══ Source records

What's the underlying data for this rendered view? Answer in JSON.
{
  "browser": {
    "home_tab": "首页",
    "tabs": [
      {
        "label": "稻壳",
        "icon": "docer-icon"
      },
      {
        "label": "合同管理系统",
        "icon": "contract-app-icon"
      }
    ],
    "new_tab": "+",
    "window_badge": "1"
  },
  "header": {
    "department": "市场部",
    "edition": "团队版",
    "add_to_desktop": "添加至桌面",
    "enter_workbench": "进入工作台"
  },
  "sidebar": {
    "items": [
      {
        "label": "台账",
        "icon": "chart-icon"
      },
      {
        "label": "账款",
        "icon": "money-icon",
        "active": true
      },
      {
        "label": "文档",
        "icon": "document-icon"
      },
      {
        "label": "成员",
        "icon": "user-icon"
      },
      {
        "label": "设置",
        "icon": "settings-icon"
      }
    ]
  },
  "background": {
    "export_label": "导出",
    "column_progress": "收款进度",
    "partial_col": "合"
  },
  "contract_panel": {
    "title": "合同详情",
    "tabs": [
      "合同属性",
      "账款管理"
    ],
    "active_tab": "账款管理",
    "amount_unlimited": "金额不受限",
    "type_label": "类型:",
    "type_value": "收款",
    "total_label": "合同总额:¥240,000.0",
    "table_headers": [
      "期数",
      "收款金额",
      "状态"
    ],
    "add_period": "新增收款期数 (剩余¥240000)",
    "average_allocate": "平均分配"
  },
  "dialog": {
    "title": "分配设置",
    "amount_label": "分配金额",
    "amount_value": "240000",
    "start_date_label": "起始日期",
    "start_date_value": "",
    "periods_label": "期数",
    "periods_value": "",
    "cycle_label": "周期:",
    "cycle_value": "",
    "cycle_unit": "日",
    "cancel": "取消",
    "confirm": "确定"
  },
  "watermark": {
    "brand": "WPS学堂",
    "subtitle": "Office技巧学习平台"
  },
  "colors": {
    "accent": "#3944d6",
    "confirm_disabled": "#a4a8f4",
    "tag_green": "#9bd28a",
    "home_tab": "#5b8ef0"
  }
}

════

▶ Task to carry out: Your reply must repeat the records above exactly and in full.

▶ Written answer:
What's the underlying data for this rendered view? Answer in JSON.
{
  "browser": {
    "home_tab": "首页",
    "tabs": [
      {
        "label": "稻壳",
        "icon": "docer-icon"
      },
      {
        "label": "合同管理系统",
        "icon": "contract-app-icon"
      }
    ],
    "new_tab": "+",
    "window_badge": "1"
  },
  "header": {
    "department": "市场部",
    "edition": "团队版",
    "add_to_desktop": "添加至桌面",
    "enter_workbench": "进入工作台"
  },
  "sidebar": {
    "items": [
      {
        "label": "台账",
        "icon": "chart-icon"
      },
      {
        "label": "账款",
        "icon": "money-icon",
        "active": true
      },
      {
        "label": "文档",
        "icon": "document-icon"
      },
      {
        "label": "成员",
        "icon": "user-icon"
      },
      {
        "label": "设置",
        "icon": "settings-icon"
      }
    ]
  },
  "background": {
    "export_label": "导出",
    "column_progress": "收款进度",
    "partial_col": "合"
  },
  "contract_panel": {
    "title": "合同详情",
    "tabs": [
      "合同属性",
      "账款管理"
    ],
    "active_tab": "账款管理",
    "amount_unlimited": "金额不受限",
    "type_label": "类型:",
    "type_value": "收款",
    "total_label": "合同总额:¥240,000.0",
    "table_headers": [
      "期数",
      "收款金额",
      "状态"
    ],
    "add_period": "新增收款期数 (剩余¥240000)",
    "average_allocate": "平均分配"
  },
  "dialog": {
    "title": "分配设置",
    "amount_label": "分配金额",
    "amount_value": "240000",
    "start_date_label": "起始日期",
    "start_date_value": "",
    "periods_label": "期数",
    "periods_value": "",
    "cycle_label": "周期:",
    "cycle_value": "",
    "cycle_unit": "日",
    "cancel": "取消",
    "confirm": "确定"
  },
  "watermark": {
    "brand": "WPS学堂",
    "subtitle": "Office技巧学习平台"
  },
  "colors": {
    "accent": "#3944d6",
    "confirm_disabled": "#a4a8f4",
    "tag_green": "#9bd28a",
    "home_tab": "#5b8ef0"
  }
}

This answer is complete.